Gladioli and callas need special care and a longer drying period of at least three weeks at temperatures around 70 degrees. After curing the gladioli, remove the old shriveled corms at the base.

Some bulbs, corms, or rhizomes tend to decay during storage. If you have valuable bulbs, you can dust them with a fungicide. Layer bulbs individually in peat moss, sawdust, wood shavings, or vermiculite to prevent drying. Make sure the bulbs are not touching each other and use a ventilated box. The biggest challenge is to store them at temperatures from 35 degrees to 45 degrees and a humidity of 50 percent.

Check your bulbs during the winter for signs of decay or shriveling. You may want to add humidity occasionally if the bulbs are drying out. If they are too wet, air them out.

I have found this method also works for 4 o’clock roots (mirabilis jalapa), also called marvel-of-Peru, or beauty-of-the-night. When you replant them next spring, the will be bigger and better than the year before.

If you have elephant’s ears, you can pot them up and save as a house plant, or you can cut them back, dry them for a couple of days, and pack in peat. Caladiums need to dry at least a week before storing.

In your perennial garden, do a last weeding, cut back most of the perennials and lightly mulch. After the ground freezes, add more mulch to the tender perennials, especially if they are growing zone 5 plants.

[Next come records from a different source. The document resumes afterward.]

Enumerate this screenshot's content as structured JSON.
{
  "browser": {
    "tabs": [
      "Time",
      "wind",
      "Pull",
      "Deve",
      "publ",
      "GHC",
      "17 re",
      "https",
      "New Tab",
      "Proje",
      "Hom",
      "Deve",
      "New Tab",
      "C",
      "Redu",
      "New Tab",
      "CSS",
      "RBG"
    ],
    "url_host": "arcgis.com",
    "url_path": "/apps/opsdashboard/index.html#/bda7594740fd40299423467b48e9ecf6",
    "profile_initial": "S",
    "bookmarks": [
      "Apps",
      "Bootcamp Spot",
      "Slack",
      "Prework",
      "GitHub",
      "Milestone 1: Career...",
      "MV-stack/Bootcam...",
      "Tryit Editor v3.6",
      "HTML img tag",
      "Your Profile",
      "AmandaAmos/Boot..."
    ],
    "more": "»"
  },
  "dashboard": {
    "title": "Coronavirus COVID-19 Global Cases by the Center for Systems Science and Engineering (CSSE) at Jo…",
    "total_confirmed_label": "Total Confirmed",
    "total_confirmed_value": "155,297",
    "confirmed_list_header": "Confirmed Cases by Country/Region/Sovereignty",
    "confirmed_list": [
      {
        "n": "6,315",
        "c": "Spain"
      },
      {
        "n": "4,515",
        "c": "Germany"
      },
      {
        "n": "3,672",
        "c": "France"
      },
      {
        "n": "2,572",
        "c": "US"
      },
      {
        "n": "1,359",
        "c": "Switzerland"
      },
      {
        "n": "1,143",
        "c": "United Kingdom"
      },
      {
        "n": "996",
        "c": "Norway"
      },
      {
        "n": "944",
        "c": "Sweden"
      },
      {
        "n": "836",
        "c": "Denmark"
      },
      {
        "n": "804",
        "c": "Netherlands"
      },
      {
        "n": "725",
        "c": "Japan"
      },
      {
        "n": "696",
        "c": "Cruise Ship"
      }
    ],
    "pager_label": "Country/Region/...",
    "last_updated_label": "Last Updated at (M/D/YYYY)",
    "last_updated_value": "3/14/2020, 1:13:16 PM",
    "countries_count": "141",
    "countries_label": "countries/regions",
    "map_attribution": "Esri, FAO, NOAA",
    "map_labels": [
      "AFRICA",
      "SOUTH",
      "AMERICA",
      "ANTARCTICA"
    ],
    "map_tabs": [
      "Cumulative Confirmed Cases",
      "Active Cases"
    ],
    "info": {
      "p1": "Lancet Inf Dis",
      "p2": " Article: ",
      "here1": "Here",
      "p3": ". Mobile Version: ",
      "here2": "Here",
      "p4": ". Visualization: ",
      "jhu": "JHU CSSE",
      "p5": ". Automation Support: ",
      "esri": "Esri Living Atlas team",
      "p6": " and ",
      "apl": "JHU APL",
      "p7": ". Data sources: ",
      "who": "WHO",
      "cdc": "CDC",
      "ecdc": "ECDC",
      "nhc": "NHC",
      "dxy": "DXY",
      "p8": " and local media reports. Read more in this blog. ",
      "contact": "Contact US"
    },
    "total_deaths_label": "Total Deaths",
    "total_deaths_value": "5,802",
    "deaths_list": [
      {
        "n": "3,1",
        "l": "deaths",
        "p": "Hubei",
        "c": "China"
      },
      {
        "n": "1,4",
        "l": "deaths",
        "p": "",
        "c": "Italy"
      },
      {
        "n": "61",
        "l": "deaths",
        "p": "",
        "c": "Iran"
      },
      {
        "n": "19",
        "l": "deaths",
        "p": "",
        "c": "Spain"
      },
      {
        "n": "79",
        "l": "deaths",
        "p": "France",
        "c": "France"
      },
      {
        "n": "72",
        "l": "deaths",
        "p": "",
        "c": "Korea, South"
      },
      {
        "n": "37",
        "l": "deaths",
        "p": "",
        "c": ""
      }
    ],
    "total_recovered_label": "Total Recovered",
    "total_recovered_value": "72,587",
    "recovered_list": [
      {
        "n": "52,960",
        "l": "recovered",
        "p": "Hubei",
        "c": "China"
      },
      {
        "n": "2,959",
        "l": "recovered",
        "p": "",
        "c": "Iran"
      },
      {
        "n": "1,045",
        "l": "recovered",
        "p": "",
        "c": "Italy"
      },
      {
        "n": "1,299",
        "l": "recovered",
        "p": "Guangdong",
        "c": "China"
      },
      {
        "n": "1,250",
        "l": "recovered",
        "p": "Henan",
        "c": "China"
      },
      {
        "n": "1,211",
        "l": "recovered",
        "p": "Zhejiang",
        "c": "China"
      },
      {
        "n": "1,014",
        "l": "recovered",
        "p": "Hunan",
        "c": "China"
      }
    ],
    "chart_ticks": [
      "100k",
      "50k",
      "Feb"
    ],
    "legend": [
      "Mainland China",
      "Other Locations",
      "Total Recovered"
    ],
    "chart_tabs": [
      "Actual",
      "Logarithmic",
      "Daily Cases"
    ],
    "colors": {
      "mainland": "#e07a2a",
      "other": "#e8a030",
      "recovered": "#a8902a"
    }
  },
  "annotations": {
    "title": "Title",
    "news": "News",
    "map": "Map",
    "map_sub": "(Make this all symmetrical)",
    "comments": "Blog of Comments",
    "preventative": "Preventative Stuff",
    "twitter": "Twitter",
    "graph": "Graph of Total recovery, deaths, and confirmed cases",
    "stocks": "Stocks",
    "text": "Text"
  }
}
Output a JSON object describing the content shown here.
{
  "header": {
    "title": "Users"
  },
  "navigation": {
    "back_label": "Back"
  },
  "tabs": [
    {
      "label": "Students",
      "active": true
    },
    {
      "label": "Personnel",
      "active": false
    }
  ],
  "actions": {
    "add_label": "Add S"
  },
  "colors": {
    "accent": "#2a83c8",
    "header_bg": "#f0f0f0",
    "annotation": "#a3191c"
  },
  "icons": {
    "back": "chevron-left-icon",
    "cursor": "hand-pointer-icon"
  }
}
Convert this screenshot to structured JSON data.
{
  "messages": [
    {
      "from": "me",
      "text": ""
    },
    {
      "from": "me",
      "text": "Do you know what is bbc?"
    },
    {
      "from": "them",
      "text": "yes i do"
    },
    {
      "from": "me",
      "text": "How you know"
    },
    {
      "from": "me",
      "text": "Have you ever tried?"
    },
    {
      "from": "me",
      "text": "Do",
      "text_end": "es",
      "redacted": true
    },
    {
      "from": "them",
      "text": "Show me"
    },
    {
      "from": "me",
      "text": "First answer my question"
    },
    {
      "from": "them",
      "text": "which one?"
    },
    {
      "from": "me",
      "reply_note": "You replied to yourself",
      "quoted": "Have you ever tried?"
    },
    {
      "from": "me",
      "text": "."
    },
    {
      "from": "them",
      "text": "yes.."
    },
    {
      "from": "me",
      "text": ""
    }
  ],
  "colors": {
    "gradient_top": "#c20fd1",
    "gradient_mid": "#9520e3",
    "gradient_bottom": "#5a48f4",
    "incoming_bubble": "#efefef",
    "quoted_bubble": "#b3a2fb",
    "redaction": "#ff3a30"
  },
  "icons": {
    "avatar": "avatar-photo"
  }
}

The Sauk County Master Gardeners are raffling off a queen-size, hand-pieced quilt that was two years in the making and it is beautiful. The quilt has been valued at $2,000. The money from the raffle will go toward a $1,000 scholarship/grant to a town or village in Sauk County for a beautification project. After all the flooding this year, we have many towns in need of this kind of help. If you are interested in purchasing a raffle ticket, they are available at the Sauk County Extension office, West Square Building, 505 Broadway, Baraboo.

Contact Phyllis Both by email at pboth@charter.net or by telephone on Monday mornings at the Sauk County University of Wisconsin-Extension office, 608-355-3253.